Work item:
Each entry shown below is to be reproduced exactly.
Input material Block Start
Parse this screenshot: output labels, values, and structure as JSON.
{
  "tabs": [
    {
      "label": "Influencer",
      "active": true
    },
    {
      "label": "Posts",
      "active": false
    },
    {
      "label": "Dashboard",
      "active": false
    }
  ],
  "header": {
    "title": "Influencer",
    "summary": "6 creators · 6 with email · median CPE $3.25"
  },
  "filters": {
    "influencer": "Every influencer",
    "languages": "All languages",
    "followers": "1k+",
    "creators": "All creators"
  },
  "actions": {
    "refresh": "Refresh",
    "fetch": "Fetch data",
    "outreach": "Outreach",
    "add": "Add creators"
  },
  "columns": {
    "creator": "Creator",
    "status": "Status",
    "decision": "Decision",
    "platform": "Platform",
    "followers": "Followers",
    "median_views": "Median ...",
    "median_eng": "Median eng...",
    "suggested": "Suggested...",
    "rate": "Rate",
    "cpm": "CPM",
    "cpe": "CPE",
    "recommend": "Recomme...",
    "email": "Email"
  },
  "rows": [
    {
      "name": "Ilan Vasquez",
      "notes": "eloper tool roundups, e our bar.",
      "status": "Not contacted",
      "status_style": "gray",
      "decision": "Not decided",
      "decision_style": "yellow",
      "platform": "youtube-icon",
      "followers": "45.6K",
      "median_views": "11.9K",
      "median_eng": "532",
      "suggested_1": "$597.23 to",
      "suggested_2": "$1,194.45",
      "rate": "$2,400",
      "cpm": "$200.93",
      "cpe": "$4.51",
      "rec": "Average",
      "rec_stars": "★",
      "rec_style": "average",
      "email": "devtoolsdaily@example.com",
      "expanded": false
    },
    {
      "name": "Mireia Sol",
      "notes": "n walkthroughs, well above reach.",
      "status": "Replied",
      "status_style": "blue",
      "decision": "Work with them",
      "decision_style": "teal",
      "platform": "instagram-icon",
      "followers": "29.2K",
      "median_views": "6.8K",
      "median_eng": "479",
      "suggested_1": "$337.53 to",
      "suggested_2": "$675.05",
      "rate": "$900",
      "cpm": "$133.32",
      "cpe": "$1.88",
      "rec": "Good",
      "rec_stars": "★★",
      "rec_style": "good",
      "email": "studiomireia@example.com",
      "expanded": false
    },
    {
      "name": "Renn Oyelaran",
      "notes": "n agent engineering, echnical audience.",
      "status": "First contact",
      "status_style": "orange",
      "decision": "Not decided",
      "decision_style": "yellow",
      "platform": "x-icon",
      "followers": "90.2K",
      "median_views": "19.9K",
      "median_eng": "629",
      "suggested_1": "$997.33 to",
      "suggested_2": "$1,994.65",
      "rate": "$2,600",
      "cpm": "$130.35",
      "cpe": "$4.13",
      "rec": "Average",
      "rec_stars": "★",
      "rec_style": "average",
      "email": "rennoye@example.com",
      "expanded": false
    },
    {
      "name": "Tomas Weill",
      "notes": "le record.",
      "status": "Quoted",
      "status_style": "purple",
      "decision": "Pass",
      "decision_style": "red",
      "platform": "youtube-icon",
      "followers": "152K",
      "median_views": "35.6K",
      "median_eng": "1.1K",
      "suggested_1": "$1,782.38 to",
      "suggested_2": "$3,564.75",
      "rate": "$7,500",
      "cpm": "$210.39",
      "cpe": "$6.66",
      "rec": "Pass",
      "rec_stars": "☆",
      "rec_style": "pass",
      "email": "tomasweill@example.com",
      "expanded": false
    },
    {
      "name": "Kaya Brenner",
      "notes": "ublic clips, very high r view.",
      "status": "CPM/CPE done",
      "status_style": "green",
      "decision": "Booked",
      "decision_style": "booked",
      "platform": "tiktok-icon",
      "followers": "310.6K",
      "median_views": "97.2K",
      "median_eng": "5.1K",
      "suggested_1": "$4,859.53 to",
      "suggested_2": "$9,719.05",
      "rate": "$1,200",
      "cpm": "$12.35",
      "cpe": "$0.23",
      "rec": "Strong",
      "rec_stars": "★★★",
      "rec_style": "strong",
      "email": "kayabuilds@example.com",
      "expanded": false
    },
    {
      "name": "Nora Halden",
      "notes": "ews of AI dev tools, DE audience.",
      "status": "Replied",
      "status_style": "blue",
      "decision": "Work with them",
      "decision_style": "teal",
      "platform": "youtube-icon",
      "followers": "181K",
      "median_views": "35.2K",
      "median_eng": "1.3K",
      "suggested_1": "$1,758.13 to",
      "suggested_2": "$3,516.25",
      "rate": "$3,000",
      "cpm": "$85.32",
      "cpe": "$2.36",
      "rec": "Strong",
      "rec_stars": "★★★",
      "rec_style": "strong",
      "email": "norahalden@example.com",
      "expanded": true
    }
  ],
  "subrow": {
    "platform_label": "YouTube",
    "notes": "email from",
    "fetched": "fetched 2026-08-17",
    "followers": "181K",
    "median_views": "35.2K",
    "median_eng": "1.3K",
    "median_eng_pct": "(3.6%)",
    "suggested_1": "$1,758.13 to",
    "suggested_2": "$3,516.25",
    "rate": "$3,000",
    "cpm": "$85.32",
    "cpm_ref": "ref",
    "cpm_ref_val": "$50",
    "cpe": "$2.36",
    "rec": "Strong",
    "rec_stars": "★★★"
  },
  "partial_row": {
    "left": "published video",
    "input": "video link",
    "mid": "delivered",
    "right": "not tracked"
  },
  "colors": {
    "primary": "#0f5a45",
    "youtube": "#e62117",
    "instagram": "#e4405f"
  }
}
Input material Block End
Answer section:
Parse this screenshot: output labels, values, and structure as JSON.
{
  "tabs": [
    {
      "label": "Influencer",
      "active": true
    },
    {
      "label": "Posts",
      "active": false
    },
    {
      "label": "Dashboard",
      "active": false
    }
  ],
  "header": {
    "title": "Influencer",
    "summary": "6 creators · 6 with email · median CPE $3.25"
  },
  "filters": {
    "influencer": "Every influencer",
    "languages": "All languages",
    "followers": "1k+",
    "creators": "All creators"
  },
  "actions": {
    "refresh": "Refresh",
    "fetch": "Fetch data",
    "outreach": "Outreach",
    "add": "Add creators"
  },
  "columns": {
    "creator": "Creator",
    "status": "Status",
    "decision": "Decision",
    "platform": "Platform",
    "followers": "Followers",
    "median_views": "Median ...",
    "median_eng": "Median eng...",
    "suggested": "Suggested...",
    "rate": "Rate",
    "cpm": "CPM",
    "cpe": "CPE",
    "recommend": "Recomme...",
    "email": "Email"
  },
  "rows": [
    {
      "name": "Ilan Vasquez",
      "notes": "eloper tool roundups, e our bar.",
      "status": "Not contacted",
      "status_style": "gray",
      "decision": "Not decided",
      "decision_style": "yellow",
      "platform": "youtube-icon",
      "followers": "45.6K",
      "median_views": "11.9K",
      "median_eng": "532",
      "suggested_1": "$597.23 to",
      "suggested_2": "$1,194.45",
      "rate": "$2,400",
      "cpm": "$200.93",
      "cpe": "$4.51",
      "rec": "Average",
      "rec_stars": "★",
      "rec_style": "average",
      "email": "devtoolsdaily@example.com",
      "expanded": false
    },
    {
      "name": "Mireia Sol",
      "notes": "n walkthroughs, well above reach.",
      "status": "Replied",
      "status_style": "blue",
      "decision": "Work with them",
      "decision_style": "teal",
      "platform": "instagram-icon",
      "followers": "29.2K",
      "median_views": "6.8K",
      "median_eng": "479",
      "suggested_1": "$337.53 to",
      "suggested_2": "$675.05",
      "rate": "$900",
      "cpm": "$133.32",
      "cpe": "$1.88",
      "rec": "Good",
      "rec_stars": "★★",
      "rec_style": "good",
      "email": "studiomireia@example.com",
      "expanded": false
    },
    {
      "name": "Renn Oyelaran",
      "notes": "n agent engineering, echnical audience.",
      "status": "First contact",
      "status_style": "orange",
      "decision": "Not decided",
      "decision_style": "yellow",
      "platform": "x-icon",
      "followers": "90.2K",
      "median_views": "19.9K",
      "median_eng": "629",
      "suggested_1": "$997.33 to",
      "suggested_2": "$1,994.65",
      "rate": "$2,600",
      "cpm": "$130.35",
      "cpe": "$4.13",
      "rec": "Average",
      "rec_stars": "★",
      "rec_style": "average",
      "email": "rennoye@example.com",
      "expanded": false
    },
    {
      "name": "Tomas Weill",
      "notes": "le record.",
      "status": "Quoted",
      "status_style": "purple",
      "decision": "Pass",
      "decision_style": "red",
      "platform": "youtube-icon",
      "followers": "152K",
      "median_views": "35.6K",
      "median_eng": "1.1K",
      "suggested_1": "$1,782.38 to",
      "suggested_2": "$3,564.75",
      "rate": "$7,500",
      "cpm": "$210.39",
      "cpe": "$6.66",
      "rec": "Pass",
      "rec_stars": "☆",
      "rec_style": "pass",
      "email": "tomasweill@example.com",
      "expanded": false
    },
    {
      "name": "Kaya Brenner",
      "notes": "ublic clips, very high r view.",
      "status": "CPM/CPE done",
      "status_style": "green",
      "decision": "Booked",
      "decision_style": "booked",
      "platform": "tiktok-icon",
      "followers": "310.6K",
      "median_views": "97.2K",
      "median_eng": "5.1K",
      "suggested_1": "$4,859.53 to",
      "suggested_2": "$9,719.05",
      "rate": "$1,200",
      "cpm": "$12.35",
      "cpe": "$0.23",
      "rec": "Strong",
      "rec_stars": "★★★",
      "rec_style": "strong",
      "email": "kayabuilds@example.com",
      "expanded": false
    },
    {
      "name": "Nora Halden",
      "notes": "ews of AI dev tools, DE audience.",
      "status": "Replied",
      "status_style": "blue",
      "decision": "Work with them",
      "decision_style": "teal",
      "platform": "youtube-icon",
      "followers": "181K",
      "median_views": "35.2K",
      "median_eng": "1.3K",
      "suggested_1": "$1,758.13 to",
      "suggested_2": "$3,516.25",
      "rate": "$3,000",
      "cpm": "$85.32",
      "cpe": "$2.36",
      "rec": "Strong",
      "rec_stars": "★★★",
      "rec_style": "strong",
      "email": "norahalden@example.com",
      "expanded": true
    }
  ],
  "subrow": {
    "platform_label": "YouTube",
    "notes": "email from",
    "fetched": "fetched 2026-08-17",
    "followers": "181K",
    "median_views": "35.2K",
    "median_eng": "1.3K",
    "median_eng_pct": "(3.6%)",
    "suggested_1": "$1,758.13 to",
    "suggested_2": "$3,516.25",
    "rate": "$3,000",
    "cpm": "$85.32",
    "cpm_ref": "ref",
    "cpm_ref_val": "$50",
    "cpe": "$2.36",
    "rec": "Strong",
    "rec_stars": "★★★"
  },
  "partial_row": {
    "left": "published video",
    "input": "video link",
    "mid": "delivered",
    "right": "not tracked"
  },
  "colors": {
    "primary": "#0f5a45",
    "youtube": "#e62117",
    "instagram": "#e4405f"
  }
}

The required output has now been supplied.